Pain now will leave us ready for joy later
The darkest day is just before the dawn, is a phrase often bandied about by country folk of a certain generation, and how true such sentiment seems now.
Just after the UK officially fell back in to recession for the second time and the Northern Ireland economy continued on its course without seemingly having enjoyed the recovery in between the dips (the drumlin, if you will), you'd be forgiven for thinking the darkest day is upon us.
It certainly seems that way for Spain which also lurched back in to recession this week. Ironically Spain found itself on the end of something rarer than an expanding profit margin these days: a compliment from Germany.
The German economy hasn't had an easy ride over the last few months but remains the most steadfast and secure in Europe.
It's still used as the benchmark from which other country's borrowings are priced and its leaders certainly don't throw compliments around the eurozone.
But that's just what its finance minister Wolfgang Schauble did yesterday as he praised Spain for implementing an austerity package to make the eyes water.
This when Spain has an unemployment rate of nearly 25% of the working population or 50% in the 18-24 age bracket.

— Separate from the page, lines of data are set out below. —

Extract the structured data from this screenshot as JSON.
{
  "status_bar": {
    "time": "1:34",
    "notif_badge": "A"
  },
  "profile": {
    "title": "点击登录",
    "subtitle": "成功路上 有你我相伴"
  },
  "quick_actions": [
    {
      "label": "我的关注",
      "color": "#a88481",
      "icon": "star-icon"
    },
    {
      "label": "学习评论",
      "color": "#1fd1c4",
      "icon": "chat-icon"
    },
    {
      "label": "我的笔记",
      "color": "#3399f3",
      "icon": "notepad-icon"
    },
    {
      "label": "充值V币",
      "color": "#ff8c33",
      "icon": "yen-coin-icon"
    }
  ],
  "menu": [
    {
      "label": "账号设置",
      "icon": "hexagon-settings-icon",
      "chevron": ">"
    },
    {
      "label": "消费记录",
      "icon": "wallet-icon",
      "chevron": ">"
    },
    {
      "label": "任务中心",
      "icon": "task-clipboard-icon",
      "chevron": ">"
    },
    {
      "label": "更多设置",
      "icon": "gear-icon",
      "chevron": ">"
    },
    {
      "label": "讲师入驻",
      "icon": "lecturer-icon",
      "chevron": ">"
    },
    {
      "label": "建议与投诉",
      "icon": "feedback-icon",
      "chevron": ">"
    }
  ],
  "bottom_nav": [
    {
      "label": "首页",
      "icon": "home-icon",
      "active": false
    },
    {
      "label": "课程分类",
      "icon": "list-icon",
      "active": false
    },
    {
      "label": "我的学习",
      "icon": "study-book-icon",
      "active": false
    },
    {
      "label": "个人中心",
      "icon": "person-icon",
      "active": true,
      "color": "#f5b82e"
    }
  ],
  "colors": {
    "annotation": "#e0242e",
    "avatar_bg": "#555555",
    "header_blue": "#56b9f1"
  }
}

What would this advocate of the kind of tough love which might win financial plaudits but certainly doesn't win votes think of our own austerity efforts?
Government spending has been slashed across all areas of Northern Ireland but he might be less than impressed by our attempts to rebalance the economy.
It would appear that the expected job losses have either not taken place of not been reported.
In the fourth quarter of 2011 Northern Ireland had 27.9% employed in the public sector, while Wales only has 25.8%, the North East 24.6% and Scotland 23.8%.
Worringly, Schauble's theory is that you have to take the pain before you can see the gain.
He reckons by enduring austerity now Spain will be well prepared to bounce back when it's worked out its debt and the global economy is on its uppers.
It'll certainly be a lot leaner, much more so than the Northern Ireland economy.
It's not easy but if we're to be an economic force to be reckoned with in years to come we need to finish the job of rebalancing now.
If we do that then there may be a few more dark days to come but there'll definitely be many thousands of bright days ahead.